The Dapper project on GitHub has a performance/benchmark test project that compares a number of ORMs and data access strategies. While the project only tests a very simple fetch algorithm, it's a good starter indicator for performance. I thought I would add one of my favorite ORMs (LLBLGen) to the mix, and see how it performs. ado.net, dapper, entity framework, llblgen, micro-orm

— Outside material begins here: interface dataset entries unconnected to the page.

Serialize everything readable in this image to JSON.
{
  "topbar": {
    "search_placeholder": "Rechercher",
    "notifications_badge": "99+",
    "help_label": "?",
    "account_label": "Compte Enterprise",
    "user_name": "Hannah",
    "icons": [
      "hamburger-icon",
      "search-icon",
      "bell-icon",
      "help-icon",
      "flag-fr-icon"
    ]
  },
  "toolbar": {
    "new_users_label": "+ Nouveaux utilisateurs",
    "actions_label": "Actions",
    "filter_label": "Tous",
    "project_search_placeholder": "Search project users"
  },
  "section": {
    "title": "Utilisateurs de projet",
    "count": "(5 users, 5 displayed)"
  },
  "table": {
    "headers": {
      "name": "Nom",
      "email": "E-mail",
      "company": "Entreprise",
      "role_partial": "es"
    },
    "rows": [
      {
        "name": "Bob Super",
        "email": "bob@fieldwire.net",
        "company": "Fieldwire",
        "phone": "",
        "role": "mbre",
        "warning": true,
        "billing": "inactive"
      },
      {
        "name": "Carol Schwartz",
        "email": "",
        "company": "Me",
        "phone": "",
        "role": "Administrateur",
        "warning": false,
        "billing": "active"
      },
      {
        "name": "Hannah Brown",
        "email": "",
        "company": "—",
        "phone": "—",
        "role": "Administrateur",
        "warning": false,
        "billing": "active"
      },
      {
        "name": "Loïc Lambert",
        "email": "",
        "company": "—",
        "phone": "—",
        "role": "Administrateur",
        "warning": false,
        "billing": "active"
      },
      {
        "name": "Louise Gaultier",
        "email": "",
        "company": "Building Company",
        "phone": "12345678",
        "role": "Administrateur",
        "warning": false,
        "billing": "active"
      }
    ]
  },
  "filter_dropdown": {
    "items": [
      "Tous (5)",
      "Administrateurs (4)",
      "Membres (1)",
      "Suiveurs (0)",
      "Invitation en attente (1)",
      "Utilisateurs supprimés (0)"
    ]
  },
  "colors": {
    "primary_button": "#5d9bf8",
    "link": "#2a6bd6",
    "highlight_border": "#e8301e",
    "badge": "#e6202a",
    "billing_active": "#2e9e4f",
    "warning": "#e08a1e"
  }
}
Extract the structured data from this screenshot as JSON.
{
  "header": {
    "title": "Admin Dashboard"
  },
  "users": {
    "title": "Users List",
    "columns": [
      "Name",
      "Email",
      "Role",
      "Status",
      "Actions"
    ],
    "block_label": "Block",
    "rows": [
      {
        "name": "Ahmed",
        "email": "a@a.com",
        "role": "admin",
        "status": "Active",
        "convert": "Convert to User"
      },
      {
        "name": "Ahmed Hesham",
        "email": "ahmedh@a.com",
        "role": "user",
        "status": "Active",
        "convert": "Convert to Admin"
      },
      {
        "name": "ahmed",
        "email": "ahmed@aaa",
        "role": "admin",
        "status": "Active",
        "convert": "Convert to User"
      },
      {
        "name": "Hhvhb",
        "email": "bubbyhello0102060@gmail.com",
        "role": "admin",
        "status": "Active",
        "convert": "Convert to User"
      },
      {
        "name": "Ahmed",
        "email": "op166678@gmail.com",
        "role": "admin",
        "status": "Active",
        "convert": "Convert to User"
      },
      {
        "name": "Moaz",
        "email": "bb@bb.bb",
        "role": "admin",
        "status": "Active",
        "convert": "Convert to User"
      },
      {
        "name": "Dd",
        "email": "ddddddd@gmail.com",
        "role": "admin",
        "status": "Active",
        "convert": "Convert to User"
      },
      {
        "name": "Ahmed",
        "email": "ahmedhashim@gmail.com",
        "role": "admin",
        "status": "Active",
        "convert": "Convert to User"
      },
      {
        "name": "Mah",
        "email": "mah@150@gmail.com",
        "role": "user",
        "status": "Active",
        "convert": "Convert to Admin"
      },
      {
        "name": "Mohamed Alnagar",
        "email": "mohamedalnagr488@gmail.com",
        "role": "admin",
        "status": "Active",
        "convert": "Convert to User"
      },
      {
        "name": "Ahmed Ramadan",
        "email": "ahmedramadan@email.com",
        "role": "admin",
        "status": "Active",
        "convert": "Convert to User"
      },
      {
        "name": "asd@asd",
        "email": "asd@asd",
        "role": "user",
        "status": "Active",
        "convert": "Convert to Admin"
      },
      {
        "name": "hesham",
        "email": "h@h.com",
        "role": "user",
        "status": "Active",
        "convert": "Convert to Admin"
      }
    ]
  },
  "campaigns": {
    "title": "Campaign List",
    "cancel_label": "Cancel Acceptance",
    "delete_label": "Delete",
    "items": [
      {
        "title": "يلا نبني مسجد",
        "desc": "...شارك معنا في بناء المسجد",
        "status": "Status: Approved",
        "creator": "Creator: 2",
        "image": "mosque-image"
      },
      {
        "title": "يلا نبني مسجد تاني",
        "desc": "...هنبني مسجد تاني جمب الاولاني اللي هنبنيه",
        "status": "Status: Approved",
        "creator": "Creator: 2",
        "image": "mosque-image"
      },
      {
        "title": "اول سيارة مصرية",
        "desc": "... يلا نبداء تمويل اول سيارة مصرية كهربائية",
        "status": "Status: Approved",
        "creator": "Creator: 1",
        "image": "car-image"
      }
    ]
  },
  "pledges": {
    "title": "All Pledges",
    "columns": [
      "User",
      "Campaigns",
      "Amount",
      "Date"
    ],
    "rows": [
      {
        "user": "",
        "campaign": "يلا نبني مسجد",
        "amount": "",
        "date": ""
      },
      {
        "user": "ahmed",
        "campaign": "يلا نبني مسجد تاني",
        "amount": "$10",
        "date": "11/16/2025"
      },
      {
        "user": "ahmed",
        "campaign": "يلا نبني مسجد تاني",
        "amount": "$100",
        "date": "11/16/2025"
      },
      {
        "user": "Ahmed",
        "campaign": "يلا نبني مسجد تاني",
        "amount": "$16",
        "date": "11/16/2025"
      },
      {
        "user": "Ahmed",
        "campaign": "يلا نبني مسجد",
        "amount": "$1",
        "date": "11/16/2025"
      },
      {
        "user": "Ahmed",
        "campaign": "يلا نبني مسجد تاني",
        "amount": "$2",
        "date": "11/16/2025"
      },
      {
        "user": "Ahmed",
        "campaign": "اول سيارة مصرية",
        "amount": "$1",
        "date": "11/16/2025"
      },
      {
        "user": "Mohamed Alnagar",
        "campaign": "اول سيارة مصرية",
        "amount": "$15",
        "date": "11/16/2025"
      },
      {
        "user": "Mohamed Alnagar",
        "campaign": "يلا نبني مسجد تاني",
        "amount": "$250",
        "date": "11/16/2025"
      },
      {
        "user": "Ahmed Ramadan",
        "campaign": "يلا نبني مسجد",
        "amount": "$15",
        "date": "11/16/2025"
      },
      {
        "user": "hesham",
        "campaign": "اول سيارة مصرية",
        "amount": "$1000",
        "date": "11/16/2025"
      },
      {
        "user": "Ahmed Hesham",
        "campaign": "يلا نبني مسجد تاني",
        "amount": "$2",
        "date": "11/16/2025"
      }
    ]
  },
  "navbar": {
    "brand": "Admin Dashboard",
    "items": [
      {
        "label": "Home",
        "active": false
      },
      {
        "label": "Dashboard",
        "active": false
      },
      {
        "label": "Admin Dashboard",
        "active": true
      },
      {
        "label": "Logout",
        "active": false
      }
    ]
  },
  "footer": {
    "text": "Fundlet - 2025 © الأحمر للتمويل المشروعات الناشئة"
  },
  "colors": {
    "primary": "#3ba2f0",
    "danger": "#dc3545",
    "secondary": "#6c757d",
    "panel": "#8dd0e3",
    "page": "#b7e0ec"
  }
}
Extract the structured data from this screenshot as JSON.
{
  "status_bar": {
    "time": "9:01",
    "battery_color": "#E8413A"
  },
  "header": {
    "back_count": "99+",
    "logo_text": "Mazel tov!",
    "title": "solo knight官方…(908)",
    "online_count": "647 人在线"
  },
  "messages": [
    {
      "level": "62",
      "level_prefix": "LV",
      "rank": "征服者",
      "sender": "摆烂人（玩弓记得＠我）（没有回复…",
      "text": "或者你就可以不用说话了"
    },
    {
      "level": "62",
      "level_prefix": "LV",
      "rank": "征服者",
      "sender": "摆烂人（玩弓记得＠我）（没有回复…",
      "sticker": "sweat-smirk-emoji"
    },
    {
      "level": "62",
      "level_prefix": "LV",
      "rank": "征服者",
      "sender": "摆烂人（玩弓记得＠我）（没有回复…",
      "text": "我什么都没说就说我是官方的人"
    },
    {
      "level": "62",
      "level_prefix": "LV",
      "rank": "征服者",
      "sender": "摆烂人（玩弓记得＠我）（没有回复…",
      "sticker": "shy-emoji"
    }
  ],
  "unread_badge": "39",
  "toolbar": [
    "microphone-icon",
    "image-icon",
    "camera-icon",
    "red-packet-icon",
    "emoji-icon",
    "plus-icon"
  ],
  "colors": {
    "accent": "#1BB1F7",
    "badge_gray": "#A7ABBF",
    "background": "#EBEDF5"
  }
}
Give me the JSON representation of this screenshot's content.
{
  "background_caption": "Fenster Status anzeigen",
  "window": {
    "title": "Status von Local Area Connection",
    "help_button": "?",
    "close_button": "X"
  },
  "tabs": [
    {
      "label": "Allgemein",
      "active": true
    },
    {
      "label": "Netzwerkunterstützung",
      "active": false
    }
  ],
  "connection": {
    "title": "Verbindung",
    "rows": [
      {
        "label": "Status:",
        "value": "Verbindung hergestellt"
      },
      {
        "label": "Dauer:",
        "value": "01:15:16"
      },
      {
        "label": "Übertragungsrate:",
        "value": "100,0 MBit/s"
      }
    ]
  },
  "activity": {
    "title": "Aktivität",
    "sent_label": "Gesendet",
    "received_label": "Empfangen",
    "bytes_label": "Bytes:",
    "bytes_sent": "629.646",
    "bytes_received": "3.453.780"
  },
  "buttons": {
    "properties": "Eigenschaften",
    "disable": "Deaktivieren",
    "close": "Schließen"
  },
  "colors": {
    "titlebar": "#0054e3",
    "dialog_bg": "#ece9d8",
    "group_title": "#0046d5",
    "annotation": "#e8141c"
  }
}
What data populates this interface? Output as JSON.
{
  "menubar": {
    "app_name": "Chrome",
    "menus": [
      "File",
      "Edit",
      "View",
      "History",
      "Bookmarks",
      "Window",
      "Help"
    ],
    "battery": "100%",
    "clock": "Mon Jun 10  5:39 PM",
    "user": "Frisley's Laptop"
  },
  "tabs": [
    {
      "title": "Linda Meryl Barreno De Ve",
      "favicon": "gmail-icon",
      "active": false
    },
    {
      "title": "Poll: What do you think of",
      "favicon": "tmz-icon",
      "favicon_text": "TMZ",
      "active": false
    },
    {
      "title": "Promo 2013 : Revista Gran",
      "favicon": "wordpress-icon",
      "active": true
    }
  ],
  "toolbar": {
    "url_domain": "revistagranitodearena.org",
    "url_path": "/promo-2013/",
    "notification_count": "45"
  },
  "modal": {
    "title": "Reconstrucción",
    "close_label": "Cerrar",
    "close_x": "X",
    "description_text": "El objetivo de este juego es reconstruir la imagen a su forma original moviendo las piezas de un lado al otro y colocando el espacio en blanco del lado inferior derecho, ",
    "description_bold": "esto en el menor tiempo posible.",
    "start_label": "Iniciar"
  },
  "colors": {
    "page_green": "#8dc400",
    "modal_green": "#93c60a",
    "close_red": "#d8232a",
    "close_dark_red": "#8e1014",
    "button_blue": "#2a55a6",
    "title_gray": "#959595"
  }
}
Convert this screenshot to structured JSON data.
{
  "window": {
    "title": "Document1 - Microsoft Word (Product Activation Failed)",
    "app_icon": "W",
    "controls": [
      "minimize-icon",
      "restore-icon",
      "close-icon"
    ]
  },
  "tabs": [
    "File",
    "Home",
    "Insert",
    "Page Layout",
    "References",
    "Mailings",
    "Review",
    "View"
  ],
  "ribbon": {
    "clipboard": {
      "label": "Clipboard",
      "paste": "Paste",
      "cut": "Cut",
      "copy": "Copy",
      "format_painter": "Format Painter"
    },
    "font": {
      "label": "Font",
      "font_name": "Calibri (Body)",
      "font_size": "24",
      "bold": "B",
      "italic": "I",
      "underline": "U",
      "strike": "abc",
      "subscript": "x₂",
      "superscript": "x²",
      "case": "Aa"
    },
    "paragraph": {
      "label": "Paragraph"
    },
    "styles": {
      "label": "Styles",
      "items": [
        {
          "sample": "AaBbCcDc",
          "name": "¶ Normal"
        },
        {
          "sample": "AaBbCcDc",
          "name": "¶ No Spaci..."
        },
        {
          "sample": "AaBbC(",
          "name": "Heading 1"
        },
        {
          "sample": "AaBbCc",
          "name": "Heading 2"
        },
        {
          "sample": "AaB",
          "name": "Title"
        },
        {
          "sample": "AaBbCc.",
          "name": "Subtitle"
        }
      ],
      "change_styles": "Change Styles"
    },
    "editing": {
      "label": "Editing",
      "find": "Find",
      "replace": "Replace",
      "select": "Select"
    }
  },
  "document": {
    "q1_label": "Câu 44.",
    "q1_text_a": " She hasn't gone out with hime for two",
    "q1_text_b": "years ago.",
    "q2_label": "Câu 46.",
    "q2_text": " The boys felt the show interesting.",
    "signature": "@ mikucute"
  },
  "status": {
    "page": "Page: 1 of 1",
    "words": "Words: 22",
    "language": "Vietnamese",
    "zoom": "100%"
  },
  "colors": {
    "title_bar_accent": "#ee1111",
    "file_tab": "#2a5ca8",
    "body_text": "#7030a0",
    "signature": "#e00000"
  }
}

In this post, I will use the model-first approach in LLBGen Pro designer and some custom templates to generate repository classes for LLBLGen entities. I will create a simple membership API with some table-per-type inheritance, build some code-generation templates that extend the out-of-the-box EF templates in LLBLGen to model our API after the repository pattern, make use of SQL stored procedures, extend the generated code with some extension methods; and introduce more surprises along the way. .net, entity framework, llblgen